◆ TASK ITEM ◆
Where the word "caption" occurs in a line of the listing, please copy the line.

◆ RECORD EXCERPTS ◆
+ + + + +

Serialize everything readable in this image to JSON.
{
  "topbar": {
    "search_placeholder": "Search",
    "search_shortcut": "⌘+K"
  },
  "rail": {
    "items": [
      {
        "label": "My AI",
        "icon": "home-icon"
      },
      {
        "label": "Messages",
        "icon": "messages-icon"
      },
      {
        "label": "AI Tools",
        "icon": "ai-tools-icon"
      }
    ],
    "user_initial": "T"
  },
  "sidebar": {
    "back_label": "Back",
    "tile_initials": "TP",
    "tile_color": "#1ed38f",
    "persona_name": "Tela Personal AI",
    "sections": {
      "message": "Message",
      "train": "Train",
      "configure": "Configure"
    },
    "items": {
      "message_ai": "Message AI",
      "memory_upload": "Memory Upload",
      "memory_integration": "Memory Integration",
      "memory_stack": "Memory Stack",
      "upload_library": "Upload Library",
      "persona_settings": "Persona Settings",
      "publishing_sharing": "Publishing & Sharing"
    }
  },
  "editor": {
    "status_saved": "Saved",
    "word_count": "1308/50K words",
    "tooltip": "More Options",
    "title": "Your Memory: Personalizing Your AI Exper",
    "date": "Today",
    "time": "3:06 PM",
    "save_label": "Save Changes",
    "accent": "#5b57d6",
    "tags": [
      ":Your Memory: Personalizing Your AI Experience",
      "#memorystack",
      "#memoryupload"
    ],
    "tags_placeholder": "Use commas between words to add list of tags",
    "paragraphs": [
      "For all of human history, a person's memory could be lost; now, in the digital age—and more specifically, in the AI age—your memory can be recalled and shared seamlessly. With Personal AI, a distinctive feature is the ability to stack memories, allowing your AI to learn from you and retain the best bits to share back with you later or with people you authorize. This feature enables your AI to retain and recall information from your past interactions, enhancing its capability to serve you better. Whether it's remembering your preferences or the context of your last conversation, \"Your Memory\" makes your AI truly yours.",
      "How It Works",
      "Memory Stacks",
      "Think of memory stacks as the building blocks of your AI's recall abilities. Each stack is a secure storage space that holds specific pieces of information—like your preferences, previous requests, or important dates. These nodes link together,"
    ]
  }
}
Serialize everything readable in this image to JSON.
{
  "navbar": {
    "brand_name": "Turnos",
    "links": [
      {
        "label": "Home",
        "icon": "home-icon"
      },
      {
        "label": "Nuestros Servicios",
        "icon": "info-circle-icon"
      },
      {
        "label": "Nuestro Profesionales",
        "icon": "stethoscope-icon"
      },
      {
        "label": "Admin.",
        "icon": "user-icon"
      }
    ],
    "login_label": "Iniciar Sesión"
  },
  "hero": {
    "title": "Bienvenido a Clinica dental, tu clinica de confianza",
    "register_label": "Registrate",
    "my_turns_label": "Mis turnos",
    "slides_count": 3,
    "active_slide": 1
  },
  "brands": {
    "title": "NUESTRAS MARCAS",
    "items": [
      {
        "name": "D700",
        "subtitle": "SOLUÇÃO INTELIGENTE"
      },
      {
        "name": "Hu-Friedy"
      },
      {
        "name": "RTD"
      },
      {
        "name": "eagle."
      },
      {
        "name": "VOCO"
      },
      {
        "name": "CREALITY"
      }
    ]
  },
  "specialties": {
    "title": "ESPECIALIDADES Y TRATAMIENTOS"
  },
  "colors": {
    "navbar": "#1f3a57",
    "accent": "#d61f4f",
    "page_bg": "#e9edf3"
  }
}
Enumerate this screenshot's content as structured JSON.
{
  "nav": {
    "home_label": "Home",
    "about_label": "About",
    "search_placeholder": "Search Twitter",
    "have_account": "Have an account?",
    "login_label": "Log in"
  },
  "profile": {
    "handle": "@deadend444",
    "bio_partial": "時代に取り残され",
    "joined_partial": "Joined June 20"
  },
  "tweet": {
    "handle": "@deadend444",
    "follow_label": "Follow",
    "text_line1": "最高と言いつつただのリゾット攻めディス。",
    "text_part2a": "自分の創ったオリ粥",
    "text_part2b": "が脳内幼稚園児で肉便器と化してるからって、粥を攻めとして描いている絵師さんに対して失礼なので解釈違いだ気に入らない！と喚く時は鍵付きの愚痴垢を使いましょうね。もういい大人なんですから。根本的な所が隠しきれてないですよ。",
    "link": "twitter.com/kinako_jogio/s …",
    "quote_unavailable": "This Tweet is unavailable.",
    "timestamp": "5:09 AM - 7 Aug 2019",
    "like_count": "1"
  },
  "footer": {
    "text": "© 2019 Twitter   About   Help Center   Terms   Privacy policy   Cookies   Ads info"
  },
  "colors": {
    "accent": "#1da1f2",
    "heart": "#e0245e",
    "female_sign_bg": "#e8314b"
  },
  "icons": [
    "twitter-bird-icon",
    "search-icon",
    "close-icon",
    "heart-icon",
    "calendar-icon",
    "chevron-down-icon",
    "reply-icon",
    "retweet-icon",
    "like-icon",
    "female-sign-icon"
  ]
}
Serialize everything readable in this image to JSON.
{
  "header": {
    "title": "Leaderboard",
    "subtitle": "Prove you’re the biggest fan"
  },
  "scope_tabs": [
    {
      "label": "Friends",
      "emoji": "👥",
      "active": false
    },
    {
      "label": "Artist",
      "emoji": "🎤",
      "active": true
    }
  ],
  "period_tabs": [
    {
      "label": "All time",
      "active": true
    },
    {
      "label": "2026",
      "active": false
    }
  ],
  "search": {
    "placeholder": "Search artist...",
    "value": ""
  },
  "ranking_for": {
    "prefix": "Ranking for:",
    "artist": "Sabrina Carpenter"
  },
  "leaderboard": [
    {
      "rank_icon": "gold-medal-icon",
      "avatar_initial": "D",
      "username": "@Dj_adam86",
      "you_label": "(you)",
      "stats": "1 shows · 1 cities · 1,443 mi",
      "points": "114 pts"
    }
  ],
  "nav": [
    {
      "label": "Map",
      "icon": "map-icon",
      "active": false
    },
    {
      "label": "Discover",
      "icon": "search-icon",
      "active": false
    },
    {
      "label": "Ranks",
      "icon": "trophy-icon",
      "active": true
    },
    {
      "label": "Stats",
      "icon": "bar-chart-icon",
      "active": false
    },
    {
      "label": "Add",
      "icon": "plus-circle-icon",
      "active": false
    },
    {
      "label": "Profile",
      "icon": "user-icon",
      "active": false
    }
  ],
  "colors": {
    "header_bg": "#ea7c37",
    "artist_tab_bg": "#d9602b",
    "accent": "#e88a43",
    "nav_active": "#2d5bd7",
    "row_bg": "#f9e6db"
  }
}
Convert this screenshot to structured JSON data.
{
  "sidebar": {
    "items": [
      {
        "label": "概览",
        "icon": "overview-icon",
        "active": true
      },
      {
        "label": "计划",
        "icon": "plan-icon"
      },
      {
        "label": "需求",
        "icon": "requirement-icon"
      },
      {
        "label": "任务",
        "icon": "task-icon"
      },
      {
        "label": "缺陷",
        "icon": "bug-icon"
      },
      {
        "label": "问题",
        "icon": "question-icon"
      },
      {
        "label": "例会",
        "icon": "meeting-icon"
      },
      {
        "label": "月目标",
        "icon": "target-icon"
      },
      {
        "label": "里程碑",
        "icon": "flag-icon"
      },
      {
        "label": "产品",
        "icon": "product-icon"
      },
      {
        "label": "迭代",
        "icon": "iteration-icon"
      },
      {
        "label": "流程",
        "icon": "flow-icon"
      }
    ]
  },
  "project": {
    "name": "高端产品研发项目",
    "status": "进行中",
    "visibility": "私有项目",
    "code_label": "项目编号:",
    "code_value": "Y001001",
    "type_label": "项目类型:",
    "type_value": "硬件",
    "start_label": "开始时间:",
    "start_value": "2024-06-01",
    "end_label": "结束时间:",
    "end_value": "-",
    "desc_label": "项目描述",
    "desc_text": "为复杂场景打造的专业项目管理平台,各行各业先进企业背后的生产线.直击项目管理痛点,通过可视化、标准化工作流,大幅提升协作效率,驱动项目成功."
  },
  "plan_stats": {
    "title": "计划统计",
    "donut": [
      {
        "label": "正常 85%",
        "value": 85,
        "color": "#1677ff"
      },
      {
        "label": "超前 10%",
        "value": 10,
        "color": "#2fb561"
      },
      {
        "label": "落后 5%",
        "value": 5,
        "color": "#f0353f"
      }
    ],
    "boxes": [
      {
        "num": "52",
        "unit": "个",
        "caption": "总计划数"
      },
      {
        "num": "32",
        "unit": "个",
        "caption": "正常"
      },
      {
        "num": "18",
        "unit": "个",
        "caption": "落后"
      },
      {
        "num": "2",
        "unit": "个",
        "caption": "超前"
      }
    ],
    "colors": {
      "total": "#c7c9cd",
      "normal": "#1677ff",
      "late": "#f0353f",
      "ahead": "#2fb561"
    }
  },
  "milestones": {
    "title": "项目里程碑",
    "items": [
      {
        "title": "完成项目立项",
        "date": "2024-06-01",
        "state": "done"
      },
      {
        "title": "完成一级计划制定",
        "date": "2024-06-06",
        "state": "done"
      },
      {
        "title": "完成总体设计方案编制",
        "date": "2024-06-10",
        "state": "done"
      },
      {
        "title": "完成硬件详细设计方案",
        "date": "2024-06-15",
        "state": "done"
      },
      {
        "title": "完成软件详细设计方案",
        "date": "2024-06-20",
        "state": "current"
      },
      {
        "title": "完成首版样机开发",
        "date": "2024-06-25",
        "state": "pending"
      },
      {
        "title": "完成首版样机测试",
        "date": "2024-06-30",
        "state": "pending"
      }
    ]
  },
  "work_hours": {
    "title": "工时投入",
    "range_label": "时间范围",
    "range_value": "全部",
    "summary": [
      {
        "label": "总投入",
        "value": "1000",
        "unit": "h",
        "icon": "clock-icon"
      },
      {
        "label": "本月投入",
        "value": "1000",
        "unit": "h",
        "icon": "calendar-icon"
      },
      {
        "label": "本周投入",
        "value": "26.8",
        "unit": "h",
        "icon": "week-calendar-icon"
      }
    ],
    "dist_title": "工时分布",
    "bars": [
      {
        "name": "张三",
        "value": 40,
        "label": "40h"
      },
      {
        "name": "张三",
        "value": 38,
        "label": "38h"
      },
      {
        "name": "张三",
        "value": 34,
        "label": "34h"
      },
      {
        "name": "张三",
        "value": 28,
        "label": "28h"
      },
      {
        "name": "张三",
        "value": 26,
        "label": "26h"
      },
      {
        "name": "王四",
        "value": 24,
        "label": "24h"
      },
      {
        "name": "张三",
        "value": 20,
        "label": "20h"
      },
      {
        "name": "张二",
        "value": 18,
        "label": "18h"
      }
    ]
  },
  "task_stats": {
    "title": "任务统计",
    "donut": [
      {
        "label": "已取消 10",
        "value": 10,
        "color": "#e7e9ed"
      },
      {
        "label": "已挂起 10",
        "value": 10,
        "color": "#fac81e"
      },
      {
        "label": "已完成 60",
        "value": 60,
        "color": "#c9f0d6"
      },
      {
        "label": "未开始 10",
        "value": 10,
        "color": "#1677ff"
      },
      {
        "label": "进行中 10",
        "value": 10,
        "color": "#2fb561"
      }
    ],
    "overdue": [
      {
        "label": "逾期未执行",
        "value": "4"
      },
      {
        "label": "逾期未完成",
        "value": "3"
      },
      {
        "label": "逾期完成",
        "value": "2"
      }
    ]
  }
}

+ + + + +

◆ OUTPUT BELOW ◆
        "caption": "总计划数"
        "caption": "正常"
        "caption": "落后"
        "caption": "超前"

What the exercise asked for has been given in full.